▸ Assignment
Among the entries, how many lines carry the string "JSON"? Give the number and nothing else.

Excerpted data Block Start

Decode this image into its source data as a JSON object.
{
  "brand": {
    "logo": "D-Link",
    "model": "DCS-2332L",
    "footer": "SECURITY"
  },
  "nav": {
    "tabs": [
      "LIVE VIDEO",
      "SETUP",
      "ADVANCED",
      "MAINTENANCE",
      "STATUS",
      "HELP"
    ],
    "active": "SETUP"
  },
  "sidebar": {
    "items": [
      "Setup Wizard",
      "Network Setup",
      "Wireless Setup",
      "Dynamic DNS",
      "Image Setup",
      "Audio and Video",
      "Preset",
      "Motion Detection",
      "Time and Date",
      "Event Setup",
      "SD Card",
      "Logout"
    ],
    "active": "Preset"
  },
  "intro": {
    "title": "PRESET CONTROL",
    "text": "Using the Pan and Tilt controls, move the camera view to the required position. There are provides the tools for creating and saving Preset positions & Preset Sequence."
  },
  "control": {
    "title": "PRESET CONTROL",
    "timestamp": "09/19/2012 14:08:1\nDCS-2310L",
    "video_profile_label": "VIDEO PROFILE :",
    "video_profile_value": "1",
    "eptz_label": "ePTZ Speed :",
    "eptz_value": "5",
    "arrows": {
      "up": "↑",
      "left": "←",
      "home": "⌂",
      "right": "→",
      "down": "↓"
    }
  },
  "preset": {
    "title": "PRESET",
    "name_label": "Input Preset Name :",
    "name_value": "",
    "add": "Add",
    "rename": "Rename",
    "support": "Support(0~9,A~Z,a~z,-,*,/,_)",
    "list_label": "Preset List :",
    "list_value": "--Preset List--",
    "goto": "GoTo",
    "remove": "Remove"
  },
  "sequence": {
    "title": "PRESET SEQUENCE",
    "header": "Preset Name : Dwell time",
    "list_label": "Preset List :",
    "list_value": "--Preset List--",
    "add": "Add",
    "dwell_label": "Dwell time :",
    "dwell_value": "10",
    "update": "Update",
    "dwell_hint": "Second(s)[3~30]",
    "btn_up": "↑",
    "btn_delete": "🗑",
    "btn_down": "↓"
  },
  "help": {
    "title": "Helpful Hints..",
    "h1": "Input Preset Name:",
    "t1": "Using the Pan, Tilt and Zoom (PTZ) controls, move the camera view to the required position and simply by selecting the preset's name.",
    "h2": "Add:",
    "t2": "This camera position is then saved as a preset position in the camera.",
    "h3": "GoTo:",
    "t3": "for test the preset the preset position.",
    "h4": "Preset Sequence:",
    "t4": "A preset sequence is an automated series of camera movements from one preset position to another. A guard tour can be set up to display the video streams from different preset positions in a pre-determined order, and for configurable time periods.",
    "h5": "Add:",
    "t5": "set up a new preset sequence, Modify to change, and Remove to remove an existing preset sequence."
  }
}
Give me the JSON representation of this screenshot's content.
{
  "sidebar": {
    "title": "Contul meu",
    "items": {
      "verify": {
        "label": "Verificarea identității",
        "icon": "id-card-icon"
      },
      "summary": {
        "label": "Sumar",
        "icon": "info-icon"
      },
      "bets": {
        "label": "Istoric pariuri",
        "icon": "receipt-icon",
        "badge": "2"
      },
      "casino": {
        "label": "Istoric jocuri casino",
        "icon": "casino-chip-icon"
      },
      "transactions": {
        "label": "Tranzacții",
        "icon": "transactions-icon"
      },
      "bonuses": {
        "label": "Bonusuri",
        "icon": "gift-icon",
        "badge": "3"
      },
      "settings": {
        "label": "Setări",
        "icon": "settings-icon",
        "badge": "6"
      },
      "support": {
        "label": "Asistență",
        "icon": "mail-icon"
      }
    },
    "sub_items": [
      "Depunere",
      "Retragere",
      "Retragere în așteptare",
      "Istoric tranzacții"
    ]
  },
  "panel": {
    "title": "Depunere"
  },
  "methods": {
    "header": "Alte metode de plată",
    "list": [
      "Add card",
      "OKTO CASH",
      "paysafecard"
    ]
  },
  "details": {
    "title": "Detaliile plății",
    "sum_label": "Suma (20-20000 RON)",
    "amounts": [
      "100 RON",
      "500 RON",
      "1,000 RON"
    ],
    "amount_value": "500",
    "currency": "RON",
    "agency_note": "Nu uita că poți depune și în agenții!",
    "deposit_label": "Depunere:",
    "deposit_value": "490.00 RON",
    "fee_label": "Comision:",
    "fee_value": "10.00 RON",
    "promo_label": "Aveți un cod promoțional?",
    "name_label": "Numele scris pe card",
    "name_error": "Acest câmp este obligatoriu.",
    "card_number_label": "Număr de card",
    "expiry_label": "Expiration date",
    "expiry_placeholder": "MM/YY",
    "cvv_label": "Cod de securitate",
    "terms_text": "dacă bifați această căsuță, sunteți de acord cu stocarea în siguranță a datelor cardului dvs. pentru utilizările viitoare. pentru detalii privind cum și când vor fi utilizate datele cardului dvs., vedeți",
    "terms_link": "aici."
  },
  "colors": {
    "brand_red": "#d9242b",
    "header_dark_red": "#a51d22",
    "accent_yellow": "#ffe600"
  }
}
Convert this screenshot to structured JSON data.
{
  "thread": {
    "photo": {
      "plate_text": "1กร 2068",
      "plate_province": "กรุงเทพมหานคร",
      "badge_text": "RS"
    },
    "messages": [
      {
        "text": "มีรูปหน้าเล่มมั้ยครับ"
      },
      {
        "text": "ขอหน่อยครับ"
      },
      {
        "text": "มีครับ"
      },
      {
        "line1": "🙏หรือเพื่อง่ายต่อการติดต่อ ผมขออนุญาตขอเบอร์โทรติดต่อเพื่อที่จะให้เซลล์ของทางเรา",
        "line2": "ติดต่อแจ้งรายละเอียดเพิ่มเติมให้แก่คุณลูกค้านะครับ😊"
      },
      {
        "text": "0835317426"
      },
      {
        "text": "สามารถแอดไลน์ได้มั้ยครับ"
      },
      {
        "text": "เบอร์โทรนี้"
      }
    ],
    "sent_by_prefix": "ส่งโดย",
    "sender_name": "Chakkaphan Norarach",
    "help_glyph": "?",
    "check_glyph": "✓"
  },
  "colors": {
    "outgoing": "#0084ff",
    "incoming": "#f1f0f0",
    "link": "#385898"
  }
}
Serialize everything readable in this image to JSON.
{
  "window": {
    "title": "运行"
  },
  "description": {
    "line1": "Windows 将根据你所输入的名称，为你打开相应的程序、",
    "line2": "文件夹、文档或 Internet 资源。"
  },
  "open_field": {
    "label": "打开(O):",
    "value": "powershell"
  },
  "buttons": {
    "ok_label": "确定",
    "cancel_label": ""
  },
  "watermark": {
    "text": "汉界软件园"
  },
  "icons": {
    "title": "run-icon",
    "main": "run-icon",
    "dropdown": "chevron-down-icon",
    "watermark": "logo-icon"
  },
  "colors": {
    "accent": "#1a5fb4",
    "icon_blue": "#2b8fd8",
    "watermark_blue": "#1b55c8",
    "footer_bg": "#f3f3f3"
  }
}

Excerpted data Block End

▸ Task answer
4